"The main thing we are aiming for is for my parents to get back," Kunal said. "It's extremely difficult for one person of 18 to run this place."
In a telephone interview from their home in Dwarka, a suburb of New Delhi, Sarita said she misses her son and worries about him.
"It was a tough decision, but we didn't have any other choice," she said. "Everything we have is in the United States. Our lives are not settled."
Sarita wants to see her Kunal go to college "like a normal kid."
"Time is going by and it's not going to come back," she said. "He's a smart kid and he's doing very well. But we're scared."
Kunal's father has his own doubts.
"He's not of the age to have that kind of responsibility. He has to grow up fast," Ken said. "If anything happened, any emergency, what kind of options do we have? I'm not just worried I'm spending my life standing on one leg."
Pulling for Kunal • Despite its breathtaking setting between the Book Cliffs and the San Rafael Swell, Green River has never been a tourist destination like Moab, only 50 miles away. The lifeblood of this town along windswept Interstate 70 is travelers en route between national parks. They might stay a night at one of Green River's nine motels, grab a meal at one of the town's seven or eight eateries and fuel up at one of a half-dozen gas stations. It can make for an uncertain economy, if several boarded-up filling stations and motels are any barometer.

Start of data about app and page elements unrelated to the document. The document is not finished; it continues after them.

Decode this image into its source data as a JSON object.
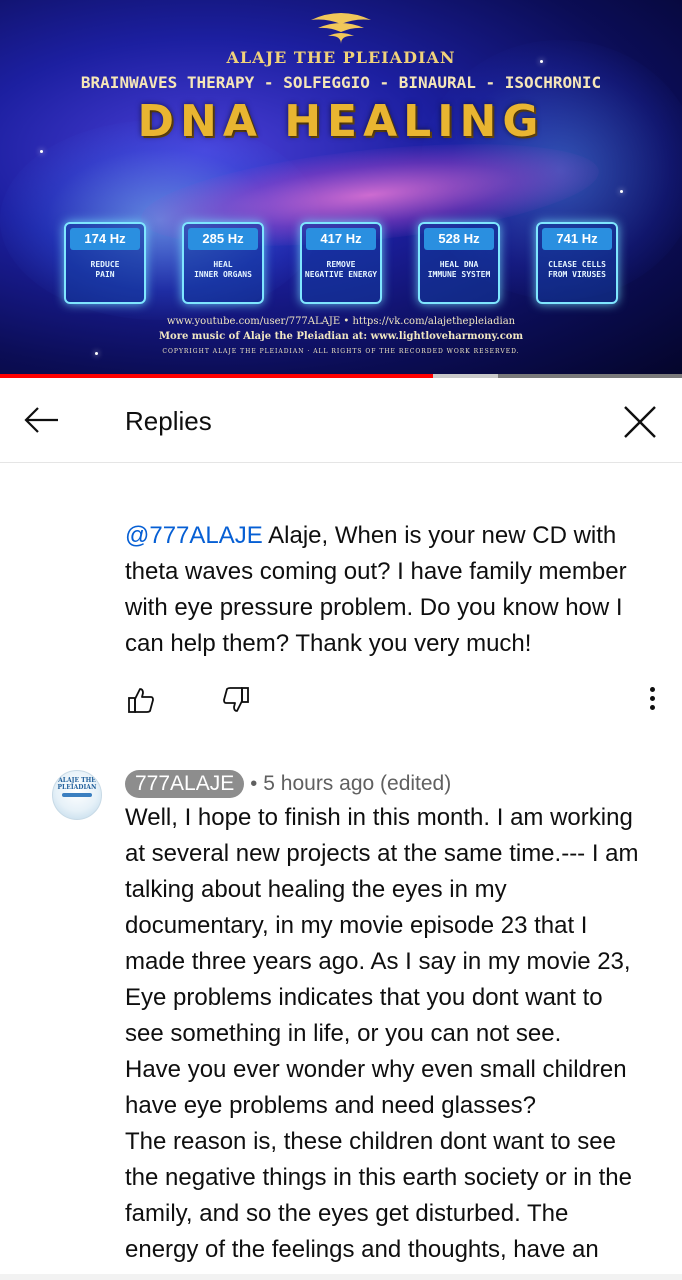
{
  "video": {
    "brand": "ALAJE THE PLEIADIAN",
    "subtitle": "BRAINWAVES THERAPY - SOLFEGGIO - BINAURAL - ISOCHRONIC",
    "title": "DNA HEALING",
    "frequencies": [
      {
        "hz": "174 Hz",
        "desc1": "REDUCE",
        "desc2": "PAIN"
      },
      {
        "hz": "285 Hz",
        "desc1": "HEAL",
        "desc2": "INNER ORGANS"
      },
      {
        "hz": "417 Hz",
        "desc1": "REMOVE",
        "desc2": "NEGATIVE ENERGY"
      },
      {
        "hz": "528 Hz",
        "desc1": "HEAL DNA",
        "desc2": "IMMUNE SYSTEM"
      },
      {
        "hz": "741 Hz",
        "desc1": "CLEASE CELLS",
        "desc2": "FROM VIRUSES"
      }
    ],
    "credit_line1": "www.youtube.com/user/777ALAJE  • https://vk.com/alajethepleiadian",
    "credit_line2": "More music of Alaje the Pleiadian at: www.lightloveharmony.com",
    "credit_line3": "COPYRIGHT ALAJE THE PLEIADIAN · ALL RIGHTS OF THE RECORDED WORK RESERVED.",
    "progress_played": 0.635,
    "progress_buffered": 0.73,
    "colors": {
      "progress": "#ff0000",
      "title_gold": "#e9b531",
      "freq_border": "#7fe6ff"
    }
  },
  "header": {
    "title": "Replies",
    "back_icon": "arrow-left-icon",
    "close_icon": "close-icon"
  },
  "parent_comment": {
    "mention": "@777ALAJE",
    "text": " Alaje, When is your new CD with theta waves coming out? I have family member with eye pressure problem. Do you know how I can help them? Thank you very much!",
    "actions": {
      "like_icon": "thumbs-up-icon",
      "dislike_icon": "thumbs-down-icon",
      "more_icon": "more-vertical-icon"
    }
  },
  "reply": {
    "avatar_text": "ALAJE THE PLEIADIAN",
    "author": "777ALAJE",
    "separator": "•",
    "time": "5 hours ago (edited)",
    "lines": [
      "Well, I hope to finish in this month. I am working",
      "at several new projects at the same time.--- I am",
      "talking about healing the eyes in my",
      "documentary, in my movie episode 23 that I",
      "made three years ago. As I say in my movie 23,",
      "Eye problems indicates that you dont want to",
      "see something in life, or you can not see.",
      "Have you ever wonder why even small children",
      "have eye problems and need glasses?",
      "The reason is, these children dont want to see",
      "the negative things in this earth society or in the",
      "family, and so the eyes get disturbed. The",
      "energy of the feelings and thoughts, have an"
    ]
  }
}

Nonetheless, the town of 950 souls is a community. And Green River High School, which includes grades 7 to 12, is at its center. It was there that Kunal won accolades as a student and champion speller, and was elected president of his ninth-grade class.
Green River Mayor Pat Brady teaches math and science at the school, where Kunal was one of his students.
"I don't think there is anyone at this school who doesn't like Kunal," he said. "When he got into trouble, we didn't like him any less. But we were terribly disappointed."
Like many people in Green River, Brady offered praise for Ken and Sarita and said Kunal would never have gotten into trouble if they had not been forced to leave. He worries about his former student.
"I think it's a lot of pressure to put on a young guy," he said of Kunal's newest challenge. "I think most of us wish him well."
And like most people in Green River, Allyson Mecham knows Kunal competed in the National Spelling Bee in Washington, D.C., and that he was a bright star at school. Her daughter was in Kunal's class, and she worries that running the hotel is too much for an 18-year-old.
"I'd like to see him go to college someday," Mecham said. "It's too bad, all that has happened to the Sahs."
Kunal does have help at the Ramada. Duane Uptin, the maintenance man, has worked there for a number of years and pitches in at the front desk if need be. But the business end of things is up to Kunal, who calls his parents almost every day.
"I do all the paperwork, all the accounting. It's stressful," Kunal said. "But I have to do it. And I go over it all with my dad."
If he doesn't call his parents, they fret.
"Any day he forgets to call, we can't even go to bed," said Ken. "We don't know what has happened to him, or what he's done or has not done."
About two months into his new job, Kunal seems more calm than his parents. And he says he is determined.
"I'm mature enough to do this," he said. "Anybody who doubts me, I will be able to answer them with my actions."
Read more about the saga of Ken and Sarita Sah.
Utah teen growing up without exiled parents • bit.ly/uQHKWU
Exiled parents, teen dream of returning to U.S. • bit.ly/tTBweg